Her smile widened. “Oh, that’s why I marked some places with stars! Those are the ones you really should see today. If you don’t have time for the rest, you can save them for another visit, right?”
“I . . . suppose so,” I said slowly. She had a point, though I hadn’t considered it closely before she brought it up explicitly. After all, I was likely to continue in my current assignment for at least a couple of years—longer if the Foreign Service couldn’t dredge up another officer possessing the mental flexibility to cope with being a temporary talking pony, though I thought that unlikely. And, of course, by that time Sunset and her friends would have reached their majorities, possibly even heading off to university, which probably would reduce my responsibilities in that area as well. In fact, one of the reasons I had only a day was the need to continue my efforts on their behalf toward grants, loans, and letters of recommendation.
My alicorn lit with its customary pale gray to sweep the scattered papers into a semblance of order. I began folding them, but proceeded slowly enough my companion began, with some impatience, to take over the task. For a moment I was afraid she’d comment on it, but she seemed oblivious, her manner that of someone who finishes everyone else’s sentences because she just can’t wait for them to get to the point. Diplomatically—how else?—I desisted and let her finish, only then gathering up the stack and replacing it in my pannier. “Well.

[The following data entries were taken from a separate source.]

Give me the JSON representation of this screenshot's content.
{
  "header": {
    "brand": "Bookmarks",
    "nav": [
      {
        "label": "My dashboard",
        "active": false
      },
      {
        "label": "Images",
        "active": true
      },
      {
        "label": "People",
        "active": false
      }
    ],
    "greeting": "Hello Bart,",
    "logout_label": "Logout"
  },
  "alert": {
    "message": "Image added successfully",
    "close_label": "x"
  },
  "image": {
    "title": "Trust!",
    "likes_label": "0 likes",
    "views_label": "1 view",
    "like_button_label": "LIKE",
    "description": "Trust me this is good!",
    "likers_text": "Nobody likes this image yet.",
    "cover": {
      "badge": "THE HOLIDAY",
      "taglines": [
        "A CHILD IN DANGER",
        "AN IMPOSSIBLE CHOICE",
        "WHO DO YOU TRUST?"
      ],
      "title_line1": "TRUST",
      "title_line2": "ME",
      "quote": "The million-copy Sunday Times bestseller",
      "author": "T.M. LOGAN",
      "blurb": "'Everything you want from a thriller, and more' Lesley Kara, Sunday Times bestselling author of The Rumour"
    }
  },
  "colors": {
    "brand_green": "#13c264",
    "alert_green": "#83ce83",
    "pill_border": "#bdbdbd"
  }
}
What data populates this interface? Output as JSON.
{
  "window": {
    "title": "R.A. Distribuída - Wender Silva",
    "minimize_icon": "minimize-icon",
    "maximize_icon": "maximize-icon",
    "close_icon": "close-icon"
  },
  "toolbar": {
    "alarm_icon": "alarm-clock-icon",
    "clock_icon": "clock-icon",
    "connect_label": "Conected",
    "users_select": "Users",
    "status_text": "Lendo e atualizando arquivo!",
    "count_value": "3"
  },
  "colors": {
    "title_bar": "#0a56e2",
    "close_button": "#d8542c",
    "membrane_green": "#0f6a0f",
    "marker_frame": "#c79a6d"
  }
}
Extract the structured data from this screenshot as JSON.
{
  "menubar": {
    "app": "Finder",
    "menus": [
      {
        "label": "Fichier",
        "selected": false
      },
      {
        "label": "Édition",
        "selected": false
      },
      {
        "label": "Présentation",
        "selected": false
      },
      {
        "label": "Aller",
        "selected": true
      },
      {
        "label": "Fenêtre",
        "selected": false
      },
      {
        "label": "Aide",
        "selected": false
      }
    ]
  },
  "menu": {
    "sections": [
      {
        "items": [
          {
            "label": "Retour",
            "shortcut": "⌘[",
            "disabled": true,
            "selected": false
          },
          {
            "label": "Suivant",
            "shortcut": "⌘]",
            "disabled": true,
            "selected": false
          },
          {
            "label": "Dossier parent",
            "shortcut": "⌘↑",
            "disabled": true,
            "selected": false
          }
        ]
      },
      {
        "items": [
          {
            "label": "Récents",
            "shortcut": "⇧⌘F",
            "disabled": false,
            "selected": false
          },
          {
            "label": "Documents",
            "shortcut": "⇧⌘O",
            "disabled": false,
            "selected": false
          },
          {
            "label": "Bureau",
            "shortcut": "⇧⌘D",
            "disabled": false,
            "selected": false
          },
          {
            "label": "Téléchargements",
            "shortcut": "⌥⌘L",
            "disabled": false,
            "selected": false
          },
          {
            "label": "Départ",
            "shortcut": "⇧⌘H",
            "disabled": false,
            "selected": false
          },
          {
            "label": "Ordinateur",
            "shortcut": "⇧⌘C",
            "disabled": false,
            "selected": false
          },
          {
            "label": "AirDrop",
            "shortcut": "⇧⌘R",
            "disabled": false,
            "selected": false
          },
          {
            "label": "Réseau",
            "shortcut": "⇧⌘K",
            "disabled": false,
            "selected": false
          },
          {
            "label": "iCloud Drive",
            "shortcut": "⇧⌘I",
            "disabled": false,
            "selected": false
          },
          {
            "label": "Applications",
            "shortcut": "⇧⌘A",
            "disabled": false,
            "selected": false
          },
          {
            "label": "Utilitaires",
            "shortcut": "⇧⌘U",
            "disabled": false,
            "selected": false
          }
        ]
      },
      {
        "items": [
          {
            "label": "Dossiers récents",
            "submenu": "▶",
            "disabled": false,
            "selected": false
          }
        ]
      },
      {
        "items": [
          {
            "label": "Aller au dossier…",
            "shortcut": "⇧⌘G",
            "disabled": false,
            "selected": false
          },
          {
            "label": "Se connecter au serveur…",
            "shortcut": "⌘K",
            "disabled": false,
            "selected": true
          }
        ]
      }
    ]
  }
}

Thank you again, Ms. Moon Dancer.”
Through a mouthful of pastry she assured me, “’S nuffin’. Don’ worry ’bout it.” With a gulp she swallowed. “Is this your first time in Canterlot?”
“No, I’ve been here a few times on business,” I told her breezily, “but this is the first chance I’ve had just to look around. Like I said, anywhere I travel, I really do prefer to get a local’s view. For Canterlot, though, that goes double, considering how important the city is, both to Equestria and to my work.”
“You came here all by yourself?” She blinked at me. “Wouldn’t that make it harder to, um, ‘get a local’s view’?”
“Well, yes, but my change in schedule knocked the original plan into a cocked hat.” My half-smile was rueful. “A trusty native guide was supposed to come with me, but she couldn’t get away today, so I had to go it alone.”
“That’s too bad,” she commiserated. “She used to live in Canterlot, then?”
“Yes indeed, though she moved away some time ago.” I waved a dismissive hoof. “It’s a long story, I’m afraid, and I suppose it really isn’t mine to tell.”
“Uh, okay.” After a moment’s groping for a new topic she brightened. “So what is it you do?”
“Negotiations, mostly. Lots of meetings. And reports. It’s good to get away from that, even if it’s just for a day.”
“That sounds . . .”
“Boring?” I interpolated politely. “It can be, but it’s rewarding in its own way, too.” I paused a beat. “And it pays well.”
She giggled. “Has anypony ever told you your sense of humor is terrible?”
“Not lately,” I admitted. “But it’s been known to happen.”
We spent a few more minutes in small talk, during which Moon Dancer polished off her breakfast and cooling coffee—I’d finished mine during her flurry of scribbling—and I managed to learn a little more about her while continuing to dodge around her return questions.
At last she sat up with an air of embarrassed realization. “Oh gosh. I guess I should let you get on with your tour, shouldn’t I?”
I grinned. “The day’s still young—but you’re right, and I’m sure Joe here would like us to leave these seats to new customers. Shall we go?”
Moon Dancer grinned and we both hopped down from our stools.


We said our farewells, with mutual wishes for a happy Hearth’s-Warming, on the sidewalk under the awning that, in part, supported the gigantic stylized doughnut overhead. After she turned and trotted off, head high and humming a carol under her breath, I watched for a moment with a smile. When she vanished around a corner, I pulled out the papers on which she’d lavished so much attention—and ink. Time to take a closer look at just what she’d wrought.